The first reviews for Doctor Strange in the Multiverse of Madness are rolling in, and there’s definitely a consistent theme coming through: Sam Raimi was the right man for the job. The famed Spider-Man director took over after the first Doctor Strange director, Scott Derrickson, exited the project. As several of the reviews have noted, Raimi has basically grafted together a multiverse-spanning adventure with the Evil Dead II, and it surprisingly works well.
While the there are some quibbles over the overwhelming Marvel-ness of it all, Multiverse of Madness is being roundly praised for finally pushing the MCU into new directions after the first few entries have barely hinted at a plan for Phase 4. You can check out what the critics are saying below:

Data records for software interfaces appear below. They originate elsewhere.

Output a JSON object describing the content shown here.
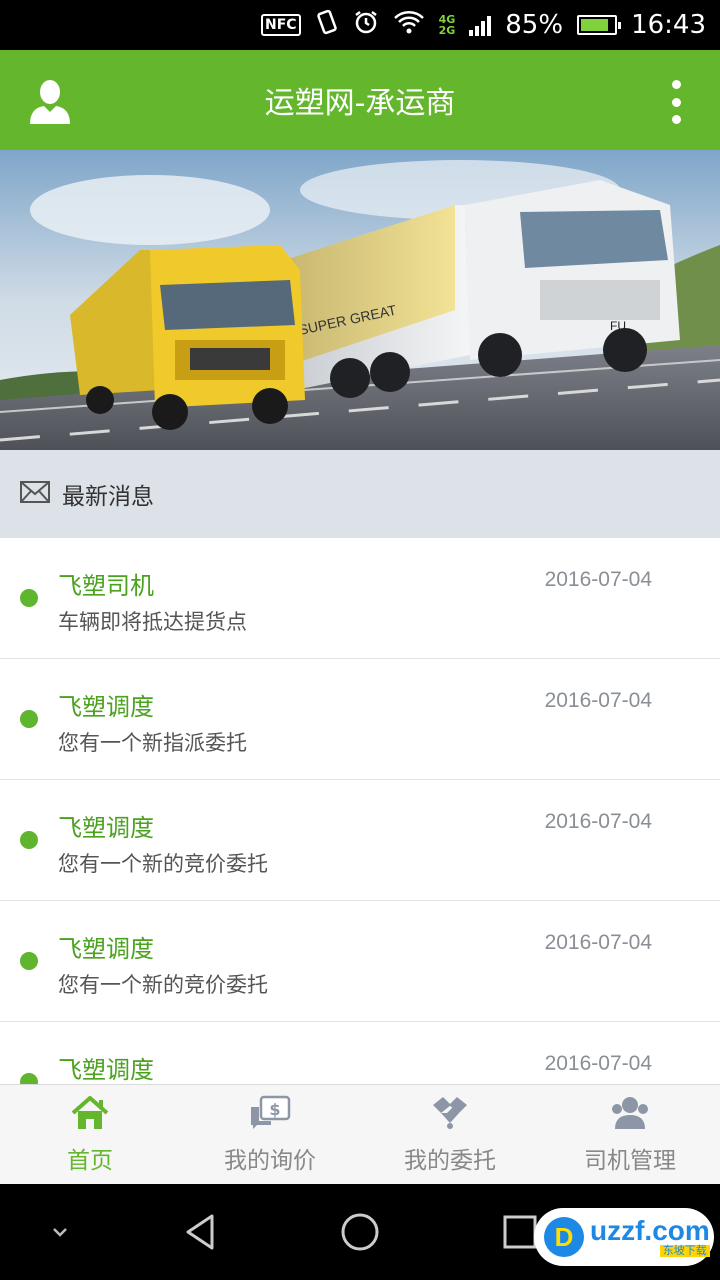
{
  "status_bar": {
    "nfc_label": "NFC",
    "net_top": "4G",
    "net_bottom": "2G",
    "battery": "85%",
    "time": "16:43",
    "icons": [
      "nfc-icon",
      "vibrate-icon",
      "alarm-icon",
      "wifi-icon",
      "signal-icon",
      "battery-icon"
    ]
  },
  "app_bar": {
    "title": "运塑网-承运商",
    "left_icon": "user-icon",
    "right_icon": "more-vert-icon"
  },
  "banner": {
    "image": "trucks-banner",
    "truck_text_1": "SUPER GREAT",
    "truck_text_2": "FU"
  },
  "news": {
    "header_icon": "mail-icon",
    "header_title": "最新消息",
    "items": [
      {
        "sender": "飞塑司机",
        "date": "2016-07-04",
        "content": "车辆即将抵达提货点"
      },
      {
        "sender": "飞塑调度",
        "date": "2016-07-04",
        "content": "您有一个新指派委托"
      },
      {
        "sender": "飞塑调度",
        "date": "2016-07-04",
        "content": "您有一个新的竞价委托"
      },
      {
        "sender": "飞塑调度",
        "date": "2016-07-04",
        "content": "您有一个新的竞价委托"
      },
      {
        "sender": "飞塑调度",
        "date": "2016-07-04",
        "content": ""
      }
    ]
  },
  "tabs": [
    {
      "label": "首页",
      "icon": "home-icon",
      "active": true
    },
    {
      "label": "我的询价",
      "icon": "price-chat-icon",
      "active": false
    },
    {
      "label": "我的委托",
      "icon": "handshake-icon",
      "active": false
    },
    {
      "label": "司机管理",
      "icon": "drivers-icon",
      "active": false
    }
  ],
  "colors": {
    "accent": "#64b72d",
    "accent_text": "#4aa21f",
    "header_bg": "#dde1e8",
    "inactive_tab": "#888888"
  },
  "watermark": {
    "logo": "D",
    "main": "uzzf.com",
    "sub": "东坡下载"
  }
}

Mike Ryan, Uproxx:
Doctor Strange in the Multiverse of Madness is the closest the MCU has ever come to a straight-up horror movie. And not in a scary way, but in a Sam Raimi hyper-visual style that mixes gore with comedy. Honestly, it’s kind of remarkable what Marvel let Raimi get away with.
Leah Greenblatt, Entertainment Weekly:
The director’s take on Doctor Strange (in theaters May 6) feels like many disparate and often deeply confusing things — comedy, camp horror, maternal drama, sustained fireball — but it is also not like any other Marvel movie that came before it. And 23 films into the franchise, that’s a wildly refreshing thing, even as the story careens off in more directions than the Kaiju-sized octo-beast who storms into an early scene.
Brian Truitt, USA Today:
While the Marvel-ness of “Madness” will make your head spin, Raimi’s signature style, penchant for the macabre and sense of humor oddly ground the film. Scenes that feel akin to his Tobey Maguire Spider-films of the early 2000s – and the zombies, demons, monsters and schlocky weirdness reminiscent of “Evil Dead” and “Drag Me to Hell” – almost seem nostalgic.
Justin Chang, Los Angeles Times:
Raimi’s sheer passion for his material can sometimes overwhelm the coherence of his storytelling, and his unfashionable sincerity doesn’t always mesh with the breezy quip-a-minute tone that is the Marvel enterprise’s preferred comic idiom. I mean those both as compliments. Some overly busy cross-cutting and a few flubbed punchlines are a small price to pay for a filmmaker with enough of a vision to make you briefly forget that you’re watching another assembly-line product.
Susana Polo, Polygon:
The real hero in Multiverse of Madness isn’t a person; it’s the visuals — particularly the way Raimi and his team depict mind-rending magical abilities, ones that obey no wands or Harry Potter-like pig-Latin incantations. Director Scott Derrickson leaned on shifting kaleidoscope worlds and Inception-esque landscapes for the original Doctor Strange. But once a single sequence nodding at that film’s fractal magic visuals is out of the way, Multiverse of Madness completes a full transformation into Sam Raimi’s House of Magical Spooks and Monsters.
Owen Gleiberman, Variety:
It’s a movie set in several universes at once, and it keeps shooting off into ever more insane dimensions of alternate reality. Its story doesn’t develop so much as it multiplies. In theory, this should multiply the fun, though that’s not necessarily the way it works out. “Doctor Strange and the Multiverse of Madness” is a ride, a head trip, a CGI horror jam, a what-is-reality Marvel brainteaser and, at moments, a bit of an ordeal.
David Ehrlich, IndieWire:
A violent, wacky, drag-me-to-several-different-hells at once funhouse of a film that makes good on the reckoning Chiwetel Ejiofor promised at the end of the original by cutting away the safety net that previous installments of the MCU have tried to pretend wasn’t there.
Charles Pulliam-Moore, The Verge:
Watching Doctor Strange in the Multiverse of Madness, you do get the distinct sense that you’re seeing the beginning of a new chapter for Stephen Strange and his associates, which is interesting given how listless the MCU has sometimes felt following the Infinity Saga. Clearly, Marvel’s already planning for a future that’s filled with even more of Strange’s brand of magic and far-flung characters you wouldn’t have dreamed of seeing in the MCU just a few years back.
Doctor Strange in the Multiverse of Madness opens in theaters May 6.